## TASK PROMPT
For the entries below, report every line that includes the word "Lossless".

## EXTRACTED MATERIAL
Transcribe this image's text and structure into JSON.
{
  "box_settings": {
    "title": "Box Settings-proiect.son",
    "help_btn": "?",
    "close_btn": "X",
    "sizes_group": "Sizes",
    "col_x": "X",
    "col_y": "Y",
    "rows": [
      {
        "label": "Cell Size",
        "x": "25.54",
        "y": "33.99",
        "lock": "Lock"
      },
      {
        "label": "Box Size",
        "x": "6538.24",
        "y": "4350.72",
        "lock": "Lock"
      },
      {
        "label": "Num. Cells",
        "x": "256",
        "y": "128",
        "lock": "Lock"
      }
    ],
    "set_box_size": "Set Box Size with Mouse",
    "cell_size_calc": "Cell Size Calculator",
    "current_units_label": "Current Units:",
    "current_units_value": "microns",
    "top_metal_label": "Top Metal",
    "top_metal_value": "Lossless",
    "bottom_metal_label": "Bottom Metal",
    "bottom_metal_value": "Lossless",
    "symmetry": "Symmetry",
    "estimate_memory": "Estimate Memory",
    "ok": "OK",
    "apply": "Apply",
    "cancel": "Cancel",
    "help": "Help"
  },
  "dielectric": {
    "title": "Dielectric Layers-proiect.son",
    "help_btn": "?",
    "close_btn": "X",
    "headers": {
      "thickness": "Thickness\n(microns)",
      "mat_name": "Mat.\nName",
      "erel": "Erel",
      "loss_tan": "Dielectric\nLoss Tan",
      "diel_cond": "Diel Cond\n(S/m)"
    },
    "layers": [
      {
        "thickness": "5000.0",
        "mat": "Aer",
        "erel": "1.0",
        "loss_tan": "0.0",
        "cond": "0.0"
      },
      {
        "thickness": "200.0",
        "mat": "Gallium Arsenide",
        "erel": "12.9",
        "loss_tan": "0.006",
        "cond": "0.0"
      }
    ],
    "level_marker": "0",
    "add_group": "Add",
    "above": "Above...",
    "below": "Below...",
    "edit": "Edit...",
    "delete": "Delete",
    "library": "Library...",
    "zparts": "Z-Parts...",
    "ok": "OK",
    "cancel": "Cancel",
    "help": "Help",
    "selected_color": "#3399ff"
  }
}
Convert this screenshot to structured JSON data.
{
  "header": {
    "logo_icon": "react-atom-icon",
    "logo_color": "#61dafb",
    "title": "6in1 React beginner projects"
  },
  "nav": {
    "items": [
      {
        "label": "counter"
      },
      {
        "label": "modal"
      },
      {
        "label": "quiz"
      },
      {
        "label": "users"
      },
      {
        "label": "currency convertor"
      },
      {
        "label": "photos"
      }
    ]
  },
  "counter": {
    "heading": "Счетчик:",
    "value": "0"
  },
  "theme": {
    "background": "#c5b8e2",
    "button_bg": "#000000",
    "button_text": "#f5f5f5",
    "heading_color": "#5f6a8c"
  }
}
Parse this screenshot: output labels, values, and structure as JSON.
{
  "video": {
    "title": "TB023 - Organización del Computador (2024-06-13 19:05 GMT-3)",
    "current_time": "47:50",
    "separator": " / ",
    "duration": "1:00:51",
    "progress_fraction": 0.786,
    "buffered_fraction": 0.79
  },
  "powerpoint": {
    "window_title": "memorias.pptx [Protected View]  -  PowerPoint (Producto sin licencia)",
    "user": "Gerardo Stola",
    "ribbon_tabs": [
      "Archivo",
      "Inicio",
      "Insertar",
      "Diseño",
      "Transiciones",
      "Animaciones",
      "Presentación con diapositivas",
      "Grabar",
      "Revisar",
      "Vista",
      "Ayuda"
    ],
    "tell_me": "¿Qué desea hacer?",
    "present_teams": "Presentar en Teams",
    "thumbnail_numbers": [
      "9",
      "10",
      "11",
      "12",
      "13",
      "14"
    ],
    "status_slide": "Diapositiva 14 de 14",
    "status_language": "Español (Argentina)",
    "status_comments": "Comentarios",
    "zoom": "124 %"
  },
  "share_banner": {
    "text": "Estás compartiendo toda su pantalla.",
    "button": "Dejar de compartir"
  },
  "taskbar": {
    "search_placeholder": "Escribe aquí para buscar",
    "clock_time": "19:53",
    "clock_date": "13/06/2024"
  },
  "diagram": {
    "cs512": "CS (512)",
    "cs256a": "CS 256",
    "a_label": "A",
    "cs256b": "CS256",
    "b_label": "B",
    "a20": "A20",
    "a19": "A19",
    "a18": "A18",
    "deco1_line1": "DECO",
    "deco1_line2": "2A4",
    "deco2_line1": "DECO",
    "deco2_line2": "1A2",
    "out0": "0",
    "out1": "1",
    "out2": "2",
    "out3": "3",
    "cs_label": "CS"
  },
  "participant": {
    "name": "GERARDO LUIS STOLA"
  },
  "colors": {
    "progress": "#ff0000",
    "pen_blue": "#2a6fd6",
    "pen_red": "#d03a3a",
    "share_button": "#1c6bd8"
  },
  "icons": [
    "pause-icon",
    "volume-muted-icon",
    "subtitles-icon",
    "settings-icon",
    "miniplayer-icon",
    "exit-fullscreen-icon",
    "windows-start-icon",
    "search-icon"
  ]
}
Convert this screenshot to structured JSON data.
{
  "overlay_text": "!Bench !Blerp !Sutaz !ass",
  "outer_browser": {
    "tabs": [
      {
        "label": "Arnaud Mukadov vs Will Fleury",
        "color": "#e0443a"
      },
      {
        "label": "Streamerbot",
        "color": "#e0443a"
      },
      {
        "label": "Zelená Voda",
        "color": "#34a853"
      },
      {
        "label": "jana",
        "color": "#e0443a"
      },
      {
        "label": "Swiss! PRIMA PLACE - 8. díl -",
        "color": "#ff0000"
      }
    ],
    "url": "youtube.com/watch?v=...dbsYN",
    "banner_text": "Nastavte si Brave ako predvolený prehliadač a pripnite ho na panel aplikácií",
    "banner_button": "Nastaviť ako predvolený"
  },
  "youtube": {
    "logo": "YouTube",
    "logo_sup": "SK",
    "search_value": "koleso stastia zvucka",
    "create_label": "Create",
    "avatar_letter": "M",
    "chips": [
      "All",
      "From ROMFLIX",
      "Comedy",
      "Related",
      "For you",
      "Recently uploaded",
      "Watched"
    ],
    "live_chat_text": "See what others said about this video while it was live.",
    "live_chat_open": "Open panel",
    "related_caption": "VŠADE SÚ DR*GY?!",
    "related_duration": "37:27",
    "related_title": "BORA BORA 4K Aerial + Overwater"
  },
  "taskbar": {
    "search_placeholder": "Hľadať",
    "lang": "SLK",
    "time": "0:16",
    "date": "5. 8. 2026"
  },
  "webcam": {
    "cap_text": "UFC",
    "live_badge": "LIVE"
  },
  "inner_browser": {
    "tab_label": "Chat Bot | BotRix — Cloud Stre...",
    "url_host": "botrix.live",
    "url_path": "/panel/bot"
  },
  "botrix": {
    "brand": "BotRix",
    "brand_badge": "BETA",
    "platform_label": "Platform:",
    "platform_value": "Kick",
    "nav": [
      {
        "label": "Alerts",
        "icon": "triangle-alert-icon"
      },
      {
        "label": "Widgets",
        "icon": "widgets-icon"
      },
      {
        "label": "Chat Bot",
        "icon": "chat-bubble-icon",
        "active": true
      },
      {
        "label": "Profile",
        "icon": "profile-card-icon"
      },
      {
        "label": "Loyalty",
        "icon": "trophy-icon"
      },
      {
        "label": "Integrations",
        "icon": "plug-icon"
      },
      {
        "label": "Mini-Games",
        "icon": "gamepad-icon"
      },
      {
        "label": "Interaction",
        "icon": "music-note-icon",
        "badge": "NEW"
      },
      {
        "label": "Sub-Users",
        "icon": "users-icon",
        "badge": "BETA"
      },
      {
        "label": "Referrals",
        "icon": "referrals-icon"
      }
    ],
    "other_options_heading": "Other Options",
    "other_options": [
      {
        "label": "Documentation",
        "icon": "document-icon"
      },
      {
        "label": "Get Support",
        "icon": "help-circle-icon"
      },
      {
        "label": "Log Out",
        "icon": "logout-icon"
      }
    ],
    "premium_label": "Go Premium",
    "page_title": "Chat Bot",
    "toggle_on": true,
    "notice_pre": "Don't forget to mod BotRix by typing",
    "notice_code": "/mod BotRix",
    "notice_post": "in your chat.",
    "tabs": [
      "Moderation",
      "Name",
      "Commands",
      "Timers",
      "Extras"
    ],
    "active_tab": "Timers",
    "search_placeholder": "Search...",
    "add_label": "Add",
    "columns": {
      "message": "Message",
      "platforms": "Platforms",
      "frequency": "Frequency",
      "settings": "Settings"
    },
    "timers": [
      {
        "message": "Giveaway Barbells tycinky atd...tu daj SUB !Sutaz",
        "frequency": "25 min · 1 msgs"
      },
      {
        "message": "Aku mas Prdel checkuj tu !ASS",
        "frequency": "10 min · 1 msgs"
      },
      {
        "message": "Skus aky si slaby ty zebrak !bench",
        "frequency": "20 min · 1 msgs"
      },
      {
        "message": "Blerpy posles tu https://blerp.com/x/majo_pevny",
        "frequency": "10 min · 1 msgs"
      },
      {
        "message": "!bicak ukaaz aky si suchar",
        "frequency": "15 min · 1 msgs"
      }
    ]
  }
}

## YOUR SOLUTION
    "top_metal_value": "Lossless",
    "bottom_metal_value": "Lossless",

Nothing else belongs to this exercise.